Zika is particularly dangerous for pregnant women, as unborn infants are susceptible to massive birth defects as a result of infection
And thirdly, it can be transmitted by mosquito bites and through sexual contact. Therefore, it’s not just a matter of eliminating mosquitoes (even if that were possible), or going to a place that lacks the insects. Unfortunately many of the places in the world currently affected by Zika are areas where birth rates are high and contraceptives are not as widely available.
Zika is also transmitted through sexual contact
A hopeful new discovery
Scientists from the University of Massachusetts Medical School (UMMS) have discovered that a protein we all have to a greater of lesser degree can reduce and even prevent Zika’s infectious powers. Interferon-induced protein 3 (IFITM3) is found in virtually all human cells.
Scientists have given us hope with their new discovery of IFITM3's resilience against Zika

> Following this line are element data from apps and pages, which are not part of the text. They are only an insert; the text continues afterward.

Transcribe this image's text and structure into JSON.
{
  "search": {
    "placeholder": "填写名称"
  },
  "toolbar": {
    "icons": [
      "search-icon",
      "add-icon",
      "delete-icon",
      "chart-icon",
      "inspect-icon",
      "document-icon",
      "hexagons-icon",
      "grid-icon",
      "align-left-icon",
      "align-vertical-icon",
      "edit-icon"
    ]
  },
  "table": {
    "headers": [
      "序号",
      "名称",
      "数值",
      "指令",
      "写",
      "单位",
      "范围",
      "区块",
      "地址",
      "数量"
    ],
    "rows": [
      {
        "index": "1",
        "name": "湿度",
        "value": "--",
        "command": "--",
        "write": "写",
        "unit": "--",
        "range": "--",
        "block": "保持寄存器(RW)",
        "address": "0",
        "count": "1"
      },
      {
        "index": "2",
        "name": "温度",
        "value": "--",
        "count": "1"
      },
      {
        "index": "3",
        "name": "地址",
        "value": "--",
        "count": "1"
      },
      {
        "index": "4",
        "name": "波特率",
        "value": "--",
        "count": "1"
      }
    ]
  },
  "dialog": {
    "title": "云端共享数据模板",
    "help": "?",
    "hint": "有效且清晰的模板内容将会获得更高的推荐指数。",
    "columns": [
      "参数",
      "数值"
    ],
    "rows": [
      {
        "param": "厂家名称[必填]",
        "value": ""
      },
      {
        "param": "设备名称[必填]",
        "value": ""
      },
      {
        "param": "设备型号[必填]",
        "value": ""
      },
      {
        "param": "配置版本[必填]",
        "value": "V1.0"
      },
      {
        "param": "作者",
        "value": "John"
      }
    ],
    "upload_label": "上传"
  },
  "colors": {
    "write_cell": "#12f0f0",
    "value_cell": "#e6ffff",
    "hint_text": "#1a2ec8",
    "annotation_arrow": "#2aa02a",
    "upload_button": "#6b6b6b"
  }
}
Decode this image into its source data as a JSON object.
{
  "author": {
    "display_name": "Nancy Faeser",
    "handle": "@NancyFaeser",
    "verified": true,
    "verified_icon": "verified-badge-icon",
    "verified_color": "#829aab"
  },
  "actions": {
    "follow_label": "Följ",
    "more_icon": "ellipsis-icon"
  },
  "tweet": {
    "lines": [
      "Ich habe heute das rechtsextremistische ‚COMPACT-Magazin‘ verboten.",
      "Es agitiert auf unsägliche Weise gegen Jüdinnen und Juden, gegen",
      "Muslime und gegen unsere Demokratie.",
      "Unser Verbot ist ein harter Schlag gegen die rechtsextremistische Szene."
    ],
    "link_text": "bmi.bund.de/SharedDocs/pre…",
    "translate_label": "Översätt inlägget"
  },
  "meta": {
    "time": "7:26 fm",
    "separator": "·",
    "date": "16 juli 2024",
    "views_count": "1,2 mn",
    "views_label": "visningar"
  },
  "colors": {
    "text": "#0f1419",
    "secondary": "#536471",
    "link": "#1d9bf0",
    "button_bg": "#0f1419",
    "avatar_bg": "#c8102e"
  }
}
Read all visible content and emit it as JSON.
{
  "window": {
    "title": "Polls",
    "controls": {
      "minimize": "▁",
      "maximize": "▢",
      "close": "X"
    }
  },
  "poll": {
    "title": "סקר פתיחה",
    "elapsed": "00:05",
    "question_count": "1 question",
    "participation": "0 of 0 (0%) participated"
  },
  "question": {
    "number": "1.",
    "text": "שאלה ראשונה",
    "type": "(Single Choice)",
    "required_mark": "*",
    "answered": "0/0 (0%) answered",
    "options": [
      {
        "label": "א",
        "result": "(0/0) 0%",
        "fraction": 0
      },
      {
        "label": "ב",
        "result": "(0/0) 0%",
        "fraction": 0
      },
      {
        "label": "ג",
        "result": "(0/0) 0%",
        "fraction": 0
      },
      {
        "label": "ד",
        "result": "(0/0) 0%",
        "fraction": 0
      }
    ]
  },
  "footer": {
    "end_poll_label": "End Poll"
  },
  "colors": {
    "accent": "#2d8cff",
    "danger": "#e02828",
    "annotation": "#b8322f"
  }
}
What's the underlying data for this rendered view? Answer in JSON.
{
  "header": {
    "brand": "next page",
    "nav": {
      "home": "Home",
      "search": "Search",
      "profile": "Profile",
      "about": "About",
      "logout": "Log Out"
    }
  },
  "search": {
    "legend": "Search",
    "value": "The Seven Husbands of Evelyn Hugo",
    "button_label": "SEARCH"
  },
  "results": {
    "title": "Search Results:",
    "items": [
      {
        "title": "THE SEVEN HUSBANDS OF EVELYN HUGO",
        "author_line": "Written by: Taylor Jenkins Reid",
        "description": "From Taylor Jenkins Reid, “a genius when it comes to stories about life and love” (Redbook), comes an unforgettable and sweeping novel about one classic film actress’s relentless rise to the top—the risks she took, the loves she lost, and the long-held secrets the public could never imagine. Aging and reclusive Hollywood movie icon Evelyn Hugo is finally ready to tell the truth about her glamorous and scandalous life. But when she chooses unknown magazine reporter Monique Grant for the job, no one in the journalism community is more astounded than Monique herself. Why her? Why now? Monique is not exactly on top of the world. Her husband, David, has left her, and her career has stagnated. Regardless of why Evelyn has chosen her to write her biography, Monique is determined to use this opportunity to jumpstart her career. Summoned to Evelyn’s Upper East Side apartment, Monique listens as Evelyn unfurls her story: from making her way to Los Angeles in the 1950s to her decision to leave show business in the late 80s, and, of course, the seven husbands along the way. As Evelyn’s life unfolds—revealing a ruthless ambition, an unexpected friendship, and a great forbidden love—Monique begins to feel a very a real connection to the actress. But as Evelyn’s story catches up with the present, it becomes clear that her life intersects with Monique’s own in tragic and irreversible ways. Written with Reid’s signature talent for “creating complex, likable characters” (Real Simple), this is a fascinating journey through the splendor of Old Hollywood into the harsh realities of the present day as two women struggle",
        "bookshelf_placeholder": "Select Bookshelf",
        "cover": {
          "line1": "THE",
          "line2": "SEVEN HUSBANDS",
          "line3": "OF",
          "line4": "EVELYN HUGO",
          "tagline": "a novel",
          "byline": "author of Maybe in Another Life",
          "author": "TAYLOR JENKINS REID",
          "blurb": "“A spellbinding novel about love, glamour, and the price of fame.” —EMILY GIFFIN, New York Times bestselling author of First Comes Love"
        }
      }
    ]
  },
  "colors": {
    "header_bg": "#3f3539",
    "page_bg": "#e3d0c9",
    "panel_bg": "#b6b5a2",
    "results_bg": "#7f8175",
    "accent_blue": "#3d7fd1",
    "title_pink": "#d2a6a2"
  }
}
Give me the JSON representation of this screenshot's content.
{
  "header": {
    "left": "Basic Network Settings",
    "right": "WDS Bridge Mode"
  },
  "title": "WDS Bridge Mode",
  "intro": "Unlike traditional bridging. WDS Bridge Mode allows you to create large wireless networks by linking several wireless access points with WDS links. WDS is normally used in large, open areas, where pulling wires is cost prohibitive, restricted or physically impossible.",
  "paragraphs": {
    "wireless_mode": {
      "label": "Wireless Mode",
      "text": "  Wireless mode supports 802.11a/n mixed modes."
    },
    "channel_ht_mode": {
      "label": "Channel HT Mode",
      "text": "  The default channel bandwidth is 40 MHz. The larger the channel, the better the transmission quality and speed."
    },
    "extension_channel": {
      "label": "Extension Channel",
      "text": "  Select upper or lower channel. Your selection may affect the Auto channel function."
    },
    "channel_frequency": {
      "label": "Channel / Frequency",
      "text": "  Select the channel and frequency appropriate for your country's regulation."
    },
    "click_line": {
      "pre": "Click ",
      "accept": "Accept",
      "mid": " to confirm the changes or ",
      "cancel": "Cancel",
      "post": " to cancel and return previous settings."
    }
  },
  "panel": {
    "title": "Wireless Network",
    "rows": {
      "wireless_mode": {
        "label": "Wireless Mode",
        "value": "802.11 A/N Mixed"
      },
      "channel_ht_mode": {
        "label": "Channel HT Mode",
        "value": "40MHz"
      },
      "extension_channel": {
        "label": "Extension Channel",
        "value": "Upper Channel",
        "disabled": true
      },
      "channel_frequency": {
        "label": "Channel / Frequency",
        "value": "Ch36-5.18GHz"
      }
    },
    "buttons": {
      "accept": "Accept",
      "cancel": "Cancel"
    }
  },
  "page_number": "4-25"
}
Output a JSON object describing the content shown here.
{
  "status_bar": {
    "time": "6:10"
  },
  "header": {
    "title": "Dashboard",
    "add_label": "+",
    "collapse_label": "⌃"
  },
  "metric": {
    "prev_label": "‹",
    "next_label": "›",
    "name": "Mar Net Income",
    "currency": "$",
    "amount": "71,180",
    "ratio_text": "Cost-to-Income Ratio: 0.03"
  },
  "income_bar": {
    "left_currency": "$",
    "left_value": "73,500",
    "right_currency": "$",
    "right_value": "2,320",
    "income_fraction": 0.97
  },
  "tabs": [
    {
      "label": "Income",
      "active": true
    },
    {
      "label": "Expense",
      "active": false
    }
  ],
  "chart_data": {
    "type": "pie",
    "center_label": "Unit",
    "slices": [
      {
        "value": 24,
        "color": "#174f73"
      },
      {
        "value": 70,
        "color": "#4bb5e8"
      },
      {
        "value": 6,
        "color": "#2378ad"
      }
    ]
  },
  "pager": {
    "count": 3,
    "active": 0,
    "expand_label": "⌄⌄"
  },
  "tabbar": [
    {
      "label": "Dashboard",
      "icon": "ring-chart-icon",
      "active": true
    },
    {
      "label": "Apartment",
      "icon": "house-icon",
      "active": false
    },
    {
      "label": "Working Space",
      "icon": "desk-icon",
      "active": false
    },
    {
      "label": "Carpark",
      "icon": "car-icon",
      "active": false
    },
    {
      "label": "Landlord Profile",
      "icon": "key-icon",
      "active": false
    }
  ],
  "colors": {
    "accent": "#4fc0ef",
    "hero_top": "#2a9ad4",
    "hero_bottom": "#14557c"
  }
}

If our levels of this protein are less than average, Zika bursts through the cells’ defensive walls, causing infection. If our levels of the protein are above average, our cells walls prove resistant to Zika. What this causes is a de facto virus quarantine situation, where certain cells prevent the virus from getting to other cells. It is believed that this reduces the chance of cell death also.
A Yellow Fever mosquito (Aedes Aegyptii): the most common carrier of the Zika Virus
What’s the next step for scientists?
We are still unsure how IFITM3 actually works, so research will focus on this. Using mice with low levels of the protein, scientists will hopefully find that a lack of IFITM3 does indeed let in the Zika infection. Then the problem will be finding a way to improve people’s levels of the protein, taking into account any side-effects. It may even be the case that IFITM3 is not only a reliable shield against Zika but also against other viruses too. Therefore, this could be a major step forward.
Video: 10 Facts about the Zika Virus